Work instruction
Copy the records exactly. Include every line.

==== Supplied data ====

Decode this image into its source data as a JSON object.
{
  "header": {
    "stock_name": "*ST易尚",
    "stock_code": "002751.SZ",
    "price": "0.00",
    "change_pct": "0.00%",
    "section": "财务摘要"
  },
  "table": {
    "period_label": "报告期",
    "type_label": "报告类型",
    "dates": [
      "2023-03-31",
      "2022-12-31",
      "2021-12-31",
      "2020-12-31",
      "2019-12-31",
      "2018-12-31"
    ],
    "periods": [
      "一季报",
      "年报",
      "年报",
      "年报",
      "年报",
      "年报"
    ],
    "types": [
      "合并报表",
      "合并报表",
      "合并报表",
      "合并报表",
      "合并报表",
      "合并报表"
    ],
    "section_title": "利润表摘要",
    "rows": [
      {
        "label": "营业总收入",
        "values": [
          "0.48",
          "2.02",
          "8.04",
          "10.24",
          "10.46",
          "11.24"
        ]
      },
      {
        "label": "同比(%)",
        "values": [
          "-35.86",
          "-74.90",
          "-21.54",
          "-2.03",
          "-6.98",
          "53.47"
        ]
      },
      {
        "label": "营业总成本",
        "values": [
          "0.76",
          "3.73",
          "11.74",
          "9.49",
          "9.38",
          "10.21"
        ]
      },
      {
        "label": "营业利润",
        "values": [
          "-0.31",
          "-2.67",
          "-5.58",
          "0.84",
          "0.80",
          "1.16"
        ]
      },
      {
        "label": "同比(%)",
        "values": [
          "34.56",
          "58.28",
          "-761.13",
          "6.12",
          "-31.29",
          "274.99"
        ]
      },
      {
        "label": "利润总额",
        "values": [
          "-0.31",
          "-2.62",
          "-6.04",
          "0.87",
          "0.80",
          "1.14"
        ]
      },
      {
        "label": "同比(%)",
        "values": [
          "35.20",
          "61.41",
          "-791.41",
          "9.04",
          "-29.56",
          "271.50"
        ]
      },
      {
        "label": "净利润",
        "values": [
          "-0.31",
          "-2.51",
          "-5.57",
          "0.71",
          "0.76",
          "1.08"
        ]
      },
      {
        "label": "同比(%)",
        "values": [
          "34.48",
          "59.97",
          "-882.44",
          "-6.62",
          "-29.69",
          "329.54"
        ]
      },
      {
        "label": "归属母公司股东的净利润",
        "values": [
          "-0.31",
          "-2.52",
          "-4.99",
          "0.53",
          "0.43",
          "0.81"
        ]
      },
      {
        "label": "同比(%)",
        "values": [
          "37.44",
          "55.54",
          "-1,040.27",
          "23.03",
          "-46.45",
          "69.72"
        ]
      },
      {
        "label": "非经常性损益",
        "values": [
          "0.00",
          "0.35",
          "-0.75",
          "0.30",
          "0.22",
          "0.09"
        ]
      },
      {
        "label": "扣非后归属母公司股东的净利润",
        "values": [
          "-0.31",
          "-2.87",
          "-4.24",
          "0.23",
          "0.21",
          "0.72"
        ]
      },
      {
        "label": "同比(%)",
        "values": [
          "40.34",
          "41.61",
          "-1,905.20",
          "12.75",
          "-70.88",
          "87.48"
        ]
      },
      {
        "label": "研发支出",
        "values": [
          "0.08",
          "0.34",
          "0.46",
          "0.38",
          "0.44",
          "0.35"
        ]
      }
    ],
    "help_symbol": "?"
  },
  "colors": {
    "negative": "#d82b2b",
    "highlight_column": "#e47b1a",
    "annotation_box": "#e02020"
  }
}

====

Answer box
Decode this image into its source data as a JSON object.
{
  "header": {
    "stock_name": "*ST易尚",
    "stock_code": "002751.SZ",
    "price": "0.00",
    "change_pct": "0.00%",
    "section": "财务摘要"
  },
  "table": {
    "period_label": "报告期",
    "type_label": "报告类型",
    "dates": [
      "2023-03-31",
      "2022-12-31",
      "2021-12-31",
      "2020-12-31",
      "2019-12-31",
      "2018-12-31"
    ],
    "periods": [
      "一季报",
      "年报",
      "年报",
      "年报",
      "年报",
      "年报"
    ],
    "types": [
      "合并报表",
      "合并报表",
      "合并报表",
      "合并报表",
      "合并报表",
      "合并报表"
    ],
    "section_title": "利润表摘要",
    "rows": [
      {
        "label": "营业总收入",
        "values": [
          "0.48",
          "2.02",
          "8.04",
          "10.24",
          "10.46",
          "11.24"
        ]
      },
      {
        "label": "同比(%)",
        "values": [
          "-35.86",
          "-74.90",
          "-21.54",
          "-2.03",
          "-6.98",
          "53.47"
        ]
      },
      {
        "label": "营业总成本",
        "values": [
          "0.76",
          "3.73",
          "11.74",
          "9.49",
          "9.38",
          "10.21"
        ]
      },
      {
        "label": "营业利润",
        "values": [
          "-0.31",
          "-2.67",
          "-5.58",
          "0.84",
          "0.80",
          "1.16"
        ]
      },
      {
        "label": "同比(%)",
        "values": [
          "34.56",
          "58.28",
          "-761.13",
          "6.12",
          "-31.29",
          "274.99"
        ]
      },
      {
        "label": "利润总额",
        "values": [
          "-0.31",
          "-2.62",
          "-6.04",
          "0.87",
          "0.80",
          "1.14"
        ]
      },
      {
        "label": "同比(%)",
        "values": [
          "35.20",
          "61.41",
          "-791.41",
          "9.04",
          "-29.56",
          "271.50"
        ]
      },
      {
        "label": "净利润",
        "values": [
          "-0.31",
          "-2.51",
          "-5.57",
          "0.71",
          "0.76",
          "1.08"
        ]
      },
      {
        "label": "同比(%)",
        "values": [
          "34.48",
          "59.97",
          "-882.44",
          "-6.62",
          "-29.69",
          "329.54"
        ]
      },
      {
        "label": "归属母公司股东的净利润",
        "values": [
          "-0.31",
          "-2.52",
          "-4.99",
          "0.53",
          "0.43",
          "0.81"
        ]
      },
      {
        "label": "同比(%)",
        "values": [
          "37.44",
          "55.54",
          "-1,040.27",
          "23.03",
          "-46.45",
          "69.72"
        ]
      },
      {
        "label": "非经常性损益",
        "values": [
          "0.00",
          "0.35",
          "-0.75",
          "0.30",
          "0.22",
          "0.09"
        ]
      },
      {
        "label": "扣非后归属母公司股东的净利润",
        "values": [
          "-0.31",
          "-2.87",
          "-4.24",
          "0.23",
          "0.21",
          "0.72"
        ]
      },
      {
        "label": "同比(%)",
        "values": [
          "40.34",
          "41.61",
          "-1,905.20",
          "12.75",
          "-70.88",
          "87.48"
        ]
      },
      {
        "label": "研发支出",
        "values": [
          "0.08",
          "0.34",
          "0.46",
          "0.38",
          "0.44",
          "0.35"
        ]
      }
    ],
    "help_symbol": "?"
  },
  "colors": {
    "negative": "#d82b2b",
    "highlight_column": "#e47b1a",
    "annotation_box": "#e02020"
  }
}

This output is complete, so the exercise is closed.